:: TASK GOAL ::
The full set of entries, reproduced exactly, is the expected answer.

-- AVAILABLE DATA follows --

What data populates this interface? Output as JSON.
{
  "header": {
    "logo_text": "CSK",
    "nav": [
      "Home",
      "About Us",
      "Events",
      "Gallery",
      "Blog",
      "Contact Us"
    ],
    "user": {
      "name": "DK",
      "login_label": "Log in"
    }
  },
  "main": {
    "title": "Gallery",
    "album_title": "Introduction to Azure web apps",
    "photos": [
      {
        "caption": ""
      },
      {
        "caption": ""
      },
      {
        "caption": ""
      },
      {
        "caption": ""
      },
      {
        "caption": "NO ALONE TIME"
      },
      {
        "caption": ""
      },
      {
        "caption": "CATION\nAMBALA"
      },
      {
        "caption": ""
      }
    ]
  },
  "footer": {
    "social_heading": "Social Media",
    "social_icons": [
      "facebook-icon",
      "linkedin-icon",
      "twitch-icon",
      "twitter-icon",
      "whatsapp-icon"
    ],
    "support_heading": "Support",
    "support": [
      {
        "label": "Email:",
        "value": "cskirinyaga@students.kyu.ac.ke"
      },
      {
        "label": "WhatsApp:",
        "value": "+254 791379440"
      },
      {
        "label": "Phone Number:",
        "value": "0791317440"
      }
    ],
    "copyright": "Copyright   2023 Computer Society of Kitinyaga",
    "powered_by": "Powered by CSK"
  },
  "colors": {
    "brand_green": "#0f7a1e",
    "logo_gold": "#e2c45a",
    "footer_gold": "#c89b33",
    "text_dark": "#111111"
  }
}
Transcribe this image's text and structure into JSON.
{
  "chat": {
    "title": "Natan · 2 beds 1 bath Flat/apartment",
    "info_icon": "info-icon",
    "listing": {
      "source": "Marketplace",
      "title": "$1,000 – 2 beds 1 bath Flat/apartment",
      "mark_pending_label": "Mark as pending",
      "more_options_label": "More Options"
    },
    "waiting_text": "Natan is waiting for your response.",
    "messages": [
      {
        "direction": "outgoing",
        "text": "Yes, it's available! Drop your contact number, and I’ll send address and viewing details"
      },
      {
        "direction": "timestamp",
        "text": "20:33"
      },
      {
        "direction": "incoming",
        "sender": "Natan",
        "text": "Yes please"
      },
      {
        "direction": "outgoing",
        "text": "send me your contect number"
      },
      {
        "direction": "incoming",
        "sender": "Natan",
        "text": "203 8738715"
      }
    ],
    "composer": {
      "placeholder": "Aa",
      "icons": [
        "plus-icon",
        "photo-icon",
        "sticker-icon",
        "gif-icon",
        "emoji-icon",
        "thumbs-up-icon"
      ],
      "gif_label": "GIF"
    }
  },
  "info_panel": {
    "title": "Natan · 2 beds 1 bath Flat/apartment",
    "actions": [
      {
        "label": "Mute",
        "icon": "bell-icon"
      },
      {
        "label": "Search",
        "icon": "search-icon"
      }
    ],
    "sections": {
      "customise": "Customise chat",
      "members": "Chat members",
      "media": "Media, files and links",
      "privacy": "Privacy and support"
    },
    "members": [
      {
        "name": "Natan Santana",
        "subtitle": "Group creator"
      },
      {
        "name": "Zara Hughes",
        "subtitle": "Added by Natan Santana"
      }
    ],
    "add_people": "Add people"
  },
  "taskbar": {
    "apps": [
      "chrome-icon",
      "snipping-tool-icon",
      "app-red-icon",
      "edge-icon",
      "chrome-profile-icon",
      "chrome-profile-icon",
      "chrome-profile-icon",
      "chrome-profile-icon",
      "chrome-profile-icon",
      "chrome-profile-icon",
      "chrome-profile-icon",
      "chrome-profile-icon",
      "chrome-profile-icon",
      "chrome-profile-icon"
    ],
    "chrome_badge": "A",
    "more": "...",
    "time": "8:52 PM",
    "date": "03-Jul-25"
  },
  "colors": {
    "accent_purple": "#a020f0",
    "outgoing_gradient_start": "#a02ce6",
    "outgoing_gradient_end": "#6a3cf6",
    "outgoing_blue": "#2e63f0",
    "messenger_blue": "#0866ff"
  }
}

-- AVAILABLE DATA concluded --

:: TASK RESULT ::
What data populates this interface? Output as JSON.
{
  "header": {
    "logo_text": "CSK",
    "nav": [
      "Home",
      "About Us",
      "Events",
      "Gallery",
      "Blog",
      "Contact Us"
    ],
    "user": {
      "name": "DK",
      "login_label": "Log in"
    }
  },
  "main": {
    "title": "Gallery",
    "album_title": "Introduction to Azure web apps",
    "photos": [
      {
        "caption": ""
      },
      {
        "caption": ""
      },
      {
        "caption": ""
      },
      {
        "caption": ""
      },
      {
        "caption": "NO ALONE TIME"
      },
      {
        "caption": ""
      },
      {
        "caption": "CATION\nAMBALA"
      },
      {
        "caption": ""
      }
    ]
  },
  "footer": {
    "social_heading": "Social Media",
    "social_icons": [
      "facebook-icon",
      "linkedin-icon",
      "twitch-icon",
      "twitter-icon",
      "whatsapp-icon"
    ],
    "support_heading": "Support",
    "support": [
      {
        "label": "Email:",
        "value": "cskirinyaga@students.kyu.ac.ke"
      },
      {
        "label": "WhatsApp:",
        "value": "+254 791379440"
      },
      {
        "label": "Phone Number:",
        "value": "0791317440"
      }
    ],
    "copyright": "Copyright   2023 Computer Society of Kitinyaga",
    "powered_by": "Powered by CSK"
  },
  "colors": {
    "brand_green": "#0f7a1e",
    "logo_gold": "#e2c45a",
    "footer_gold": "#c89b33",
    "text_dark": "#111111"
  }
}
Transcribe this image's text and structure into JSON.
{
  "chat": {
    "title": "Natan · 2 beds 1 bath Flat/apartment",
    "info_icon": "info-icon",
    "listing": {
      "source": "Marketplace",
      "title": "$1,000 – 2 beds 1 bath Flat/apartment",
      "mark_pending_label": "Mark as pending",
      "more_options_label": "More Options"
    },
    "waiting_text": "Natan is waiting for your response.",
    "messages": [
      {
        "direction": "outgoing",
        "text": "Yes, it's available! Drop your contact number, and I’ll send address and viewing details"
      },
      {
        "direction": "timestamp",
        "text": "20:33"
      },
      {
        "direction": "incoming",
        "sender": "Natan",
        "text": "Yes please"
      },
      {
        "direction": "outgoing",
        "text": "send me your contect number"
      },
      {
        "direction": "incoming",
        "sender": "Natan",
        "text": "203 8738715"
      }
    ],
    "composer": {
      "placeholder": "Aa",
      "icons": [
        "plus-icon",
        "photo-icon",
        "sticker-icon",
        "gif-icon",
        "emoji-icon",
        "thumbs-up-icon"
      ],
      "gif_label": "GIF"
    }
  },
  "info_panel": {
    "title": "Natan · 2 beds 1 bath Flat/apartment",
    "actions": [
      {
        "label": "Mute",
        "icon": "bell-icon"
      },
      {
        "label": "Search",
        "icon": "search-icon"
      }
    ],
    "sections": {
      "customise": "Customise chat",
      "members": "Chat members",
      "media": "Media, files and links",
      "privacy": "Privacy and support"
    },
    "members": [
      {
        "name": "Natan Santana",
        "subtitle": "Group creator"
      },
      {
        "name": "Zara Hughes",
        "subtitle": "Added by Natan Santana"
      }
    ],
    "add_people": "Add people"
  },
  "taskbar": {
    "apps": [
      "chrome-icon",
      "snipping-tool-icon",
      "app-red-icon",
      "edge-icon",
      "chrome-profile-icon",
      "chrome-profile-icon",
      "chrome-profile-icon",
      "chrome-profile-icon",
      "chrome-profile-icon",
      "chrome-profile-icon",
      "chrome-profile-icon",
      "chrome-profile-icon",
      "chrome-profile-icon",
      "chrome-profile-icon"
    ],
    "chrome_badge": "A",
    "more": "...",
    "time": "8:52 PM",
    "date": "03-Jul-25"
  },
  "colors": {
    "accent_purple": "#a020f0",
    "outgoing_gradient_start": "#a02ce6",
    "outgoing_gradient_end": "#6a3cf6",
    "outgoing_blue": "#2e63f0",
    "messenger_blue": "#0866ff"
  }
}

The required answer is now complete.